The inflation is five percentage points higher than an overall consumer price hike of 1.9 percent, the statistics agency said Thursday. It is the fifth year that the cost of eating out has risen faster than overall prices.
Ironically, a lot of the dishes that saw the highest increases are typically low-priced foods enjoyed on a daily basis.
Gimbap (rice rolls) and ramyeon (instant noodles), two popular dishes that are usually eaten together, were among the top five items with the highest inflation.
Gimbap ranked No. 1 with a year-on-year increase of 7.8 percent. Ramyeon was fourth with 4.2 percent.
The price of soju at restaurants went up by 5.2 percent, ranking second on the list. No. 3 was galbitang (beef short rib soup). The dish’s price rose an average 4.5 percent and was one of the two most expensive items on the top 10 list, alongside another beef stew dish, seollongtang, at No. 7 with 3.3 percent.
Steady sellers at Chinese restaurants, known for their low-cost offerings, also saw high inflation.
The price of jjajangmyeon (noodles topped with black soybean sauce) went up 3.2 percent. Jjamppong (spicy seafood noodle soup) saw prices rise 4 percent year on year. The price of fried rice jumped 3.6 percent.
The cost of eating at cafeterias increased by 2.8 percent, according to Statistics Korea. Samgyeopsal (pork belly) and tteokbokki (spicy rice cakes) both became more expensive last year by 2.6 percent.
One dine-out favorite that maintained prices last year was chicken. Its inflation was smaller, at 0.9 percent. Several of the country’s top chicken franchises had attempted to raise prices during the year but withdrew after facing fierce protest from the chicken-loving public.
The inflation at greasy spoons is a result of price increases for ingredients. A report from Statistics Korea last month showed that consumer prices of groceries rose 6.2 percent last year compared to 2016.
The price of eggs, which is a main ingredient in a handful of dishes, posted dramatic year-on-year inflation of 43.7 percent, resulting from an outbreak of bird flu on chicken farms last year.
There is little possibility that the cost of eating out will greatly drop this year.
As of Jan. 1, the country’s minimum wage is 7,530 won ($7) per hour, a record increase of 16.4 percent from last year. Most restaurants, especially greasy spoons and franchises, pay the minimum wage, and the costs will likely be passed onto consumers.

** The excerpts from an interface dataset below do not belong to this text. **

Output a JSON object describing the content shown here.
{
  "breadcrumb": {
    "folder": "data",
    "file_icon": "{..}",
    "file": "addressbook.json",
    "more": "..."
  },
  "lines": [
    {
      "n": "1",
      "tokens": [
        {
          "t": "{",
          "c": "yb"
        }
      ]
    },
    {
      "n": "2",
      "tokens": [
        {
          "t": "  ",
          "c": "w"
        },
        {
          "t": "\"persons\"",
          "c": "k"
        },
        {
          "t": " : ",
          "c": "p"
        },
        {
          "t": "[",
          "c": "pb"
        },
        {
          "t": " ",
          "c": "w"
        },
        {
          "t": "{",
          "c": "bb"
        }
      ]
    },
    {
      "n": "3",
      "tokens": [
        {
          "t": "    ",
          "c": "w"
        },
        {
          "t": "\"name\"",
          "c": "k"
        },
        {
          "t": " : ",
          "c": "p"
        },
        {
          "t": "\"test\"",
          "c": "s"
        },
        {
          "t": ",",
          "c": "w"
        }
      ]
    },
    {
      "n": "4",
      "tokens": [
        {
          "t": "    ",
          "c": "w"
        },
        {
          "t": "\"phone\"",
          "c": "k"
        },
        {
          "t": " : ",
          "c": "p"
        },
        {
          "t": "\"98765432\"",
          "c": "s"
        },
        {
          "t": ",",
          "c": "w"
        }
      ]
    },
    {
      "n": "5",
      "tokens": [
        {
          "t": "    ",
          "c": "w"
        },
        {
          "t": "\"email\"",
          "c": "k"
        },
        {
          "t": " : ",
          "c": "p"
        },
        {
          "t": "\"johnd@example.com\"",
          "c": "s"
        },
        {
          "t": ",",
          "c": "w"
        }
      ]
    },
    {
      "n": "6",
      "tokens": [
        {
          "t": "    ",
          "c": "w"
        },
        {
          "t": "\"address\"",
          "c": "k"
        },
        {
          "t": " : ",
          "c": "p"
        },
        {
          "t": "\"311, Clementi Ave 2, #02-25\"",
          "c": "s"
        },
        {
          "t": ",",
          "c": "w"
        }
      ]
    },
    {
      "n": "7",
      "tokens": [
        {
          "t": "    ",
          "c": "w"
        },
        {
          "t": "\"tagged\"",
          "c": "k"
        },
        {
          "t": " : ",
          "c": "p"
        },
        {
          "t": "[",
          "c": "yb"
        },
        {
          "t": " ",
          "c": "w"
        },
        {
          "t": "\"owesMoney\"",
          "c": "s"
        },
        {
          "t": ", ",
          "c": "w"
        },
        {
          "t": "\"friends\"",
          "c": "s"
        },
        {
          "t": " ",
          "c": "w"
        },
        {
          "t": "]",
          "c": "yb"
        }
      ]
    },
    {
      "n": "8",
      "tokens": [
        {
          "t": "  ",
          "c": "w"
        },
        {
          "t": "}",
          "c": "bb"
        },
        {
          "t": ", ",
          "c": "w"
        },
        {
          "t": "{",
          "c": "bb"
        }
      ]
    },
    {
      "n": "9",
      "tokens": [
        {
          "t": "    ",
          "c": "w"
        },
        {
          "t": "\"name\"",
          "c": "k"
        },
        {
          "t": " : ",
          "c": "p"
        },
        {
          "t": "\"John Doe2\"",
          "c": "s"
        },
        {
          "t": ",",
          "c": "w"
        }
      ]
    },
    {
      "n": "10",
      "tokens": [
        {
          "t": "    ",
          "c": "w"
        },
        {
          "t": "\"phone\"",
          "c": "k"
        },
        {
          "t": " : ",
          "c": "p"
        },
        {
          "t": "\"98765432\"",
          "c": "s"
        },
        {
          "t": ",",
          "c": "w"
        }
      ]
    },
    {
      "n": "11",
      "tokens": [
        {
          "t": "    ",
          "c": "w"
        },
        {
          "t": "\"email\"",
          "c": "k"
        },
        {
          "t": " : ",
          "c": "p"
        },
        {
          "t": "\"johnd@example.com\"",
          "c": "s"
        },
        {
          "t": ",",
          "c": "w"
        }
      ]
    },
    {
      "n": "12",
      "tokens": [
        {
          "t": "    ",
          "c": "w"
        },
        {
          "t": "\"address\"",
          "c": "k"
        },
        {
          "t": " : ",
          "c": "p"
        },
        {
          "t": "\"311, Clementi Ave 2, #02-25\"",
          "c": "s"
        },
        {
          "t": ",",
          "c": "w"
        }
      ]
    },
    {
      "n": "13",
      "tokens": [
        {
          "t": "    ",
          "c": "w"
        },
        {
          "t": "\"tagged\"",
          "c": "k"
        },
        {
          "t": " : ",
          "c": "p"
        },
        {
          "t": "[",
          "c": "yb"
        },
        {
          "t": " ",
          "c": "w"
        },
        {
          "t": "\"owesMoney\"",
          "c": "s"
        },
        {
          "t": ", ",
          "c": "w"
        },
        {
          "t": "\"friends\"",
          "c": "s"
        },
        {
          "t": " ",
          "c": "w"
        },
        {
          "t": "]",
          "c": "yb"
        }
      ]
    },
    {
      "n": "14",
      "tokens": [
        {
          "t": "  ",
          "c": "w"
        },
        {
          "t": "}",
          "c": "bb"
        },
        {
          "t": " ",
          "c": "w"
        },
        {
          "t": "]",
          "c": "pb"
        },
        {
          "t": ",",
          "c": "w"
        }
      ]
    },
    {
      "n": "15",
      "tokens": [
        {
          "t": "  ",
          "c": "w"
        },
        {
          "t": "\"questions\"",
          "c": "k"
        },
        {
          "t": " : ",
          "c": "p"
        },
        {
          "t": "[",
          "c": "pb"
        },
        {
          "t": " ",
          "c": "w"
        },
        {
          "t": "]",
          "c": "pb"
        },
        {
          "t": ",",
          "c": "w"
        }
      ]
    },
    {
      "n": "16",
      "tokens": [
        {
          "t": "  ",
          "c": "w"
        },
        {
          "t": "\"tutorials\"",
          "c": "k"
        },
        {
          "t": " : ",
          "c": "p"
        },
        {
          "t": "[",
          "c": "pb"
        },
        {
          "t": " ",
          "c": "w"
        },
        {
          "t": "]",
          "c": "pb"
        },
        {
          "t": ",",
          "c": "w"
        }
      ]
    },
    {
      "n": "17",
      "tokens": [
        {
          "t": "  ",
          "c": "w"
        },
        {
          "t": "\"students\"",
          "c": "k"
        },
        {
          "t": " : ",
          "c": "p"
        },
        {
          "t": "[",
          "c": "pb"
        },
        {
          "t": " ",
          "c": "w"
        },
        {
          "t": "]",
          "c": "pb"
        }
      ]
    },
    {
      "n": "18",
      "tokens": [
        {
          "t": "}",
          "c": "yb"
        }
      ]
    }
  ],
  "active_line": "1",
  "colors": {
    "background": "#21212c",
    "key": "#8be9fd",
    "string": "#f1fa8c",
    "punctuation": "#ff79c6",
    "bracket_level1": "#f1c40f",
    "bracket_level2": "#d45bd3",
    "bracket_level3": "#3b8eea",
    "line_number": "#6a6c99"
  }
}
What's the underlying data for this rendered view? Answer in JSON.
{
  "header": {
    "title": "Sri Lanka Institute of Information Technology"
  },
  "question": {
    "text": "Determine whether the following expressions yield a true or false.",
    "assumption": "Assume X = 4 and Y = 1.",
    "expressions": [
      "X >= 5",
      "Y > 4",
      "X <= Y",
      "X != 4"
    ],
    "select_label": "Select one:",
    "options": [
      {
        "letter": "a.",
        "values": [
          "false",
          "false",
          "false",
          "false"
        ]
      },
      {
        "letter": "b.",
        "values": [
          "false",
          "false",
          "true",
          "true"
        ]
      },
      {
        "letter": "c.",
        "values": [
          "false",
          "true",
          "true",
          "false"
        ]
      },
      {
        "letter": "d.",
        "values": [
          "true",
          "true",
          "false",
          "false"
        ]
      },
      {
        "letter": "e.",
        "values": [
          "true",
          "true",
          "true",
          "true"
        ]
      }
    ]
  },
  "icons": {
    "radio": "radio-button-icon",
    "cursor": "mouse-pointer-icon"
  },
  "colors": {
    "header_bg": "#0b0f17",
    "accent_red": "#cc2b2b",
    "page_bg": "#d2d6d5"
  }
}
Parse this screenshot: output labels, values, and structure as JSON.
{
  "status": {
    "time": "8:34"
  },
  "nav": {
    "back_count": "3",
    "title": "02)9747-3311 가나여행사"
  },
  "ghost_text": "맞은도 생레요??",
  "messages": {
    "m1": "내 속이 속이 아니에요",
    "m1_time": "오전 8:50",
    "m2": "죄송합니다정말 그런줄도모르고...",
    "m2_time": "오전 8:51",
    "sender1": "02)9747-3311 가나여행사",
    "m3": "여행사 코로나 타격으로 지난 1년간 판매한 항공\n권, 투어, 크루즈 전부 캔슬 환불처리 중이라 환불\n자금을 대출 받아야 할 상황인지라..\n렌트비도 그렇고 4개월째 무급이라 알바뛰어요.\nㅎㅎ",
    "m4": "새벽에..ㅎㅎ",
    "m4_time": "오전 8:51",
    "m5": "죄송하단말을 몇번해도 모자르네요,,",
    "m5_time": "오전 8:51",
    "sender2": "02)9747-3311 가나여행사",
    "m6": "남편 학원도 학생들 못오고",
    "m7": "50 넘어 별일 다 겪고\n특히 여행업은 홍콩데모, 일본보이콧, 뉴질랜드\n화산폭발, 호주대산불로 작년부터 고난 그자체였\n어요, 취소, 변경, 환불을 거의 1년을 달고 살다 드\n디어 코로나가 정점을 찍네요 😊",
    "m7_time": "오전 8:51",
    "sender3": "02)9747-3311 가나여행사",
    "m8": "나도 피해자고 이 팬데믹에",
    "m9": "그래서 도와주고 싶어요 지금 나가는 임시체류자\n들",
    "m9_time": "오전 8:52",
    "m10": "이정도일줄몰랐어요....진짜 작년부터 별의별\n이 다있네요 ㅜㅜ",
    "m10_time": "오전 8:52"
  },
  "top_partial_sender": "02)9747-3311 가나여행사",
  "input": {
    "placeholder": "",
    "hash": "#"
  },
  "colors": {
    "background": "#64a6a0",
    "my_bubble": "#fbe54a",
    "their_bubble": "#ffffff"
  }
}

KFC and Lotteria already raised prices on some of their items late last year in anticipation of the wage hike.
BY SONG KYOUNG-SON [firstname.lastname@example.org]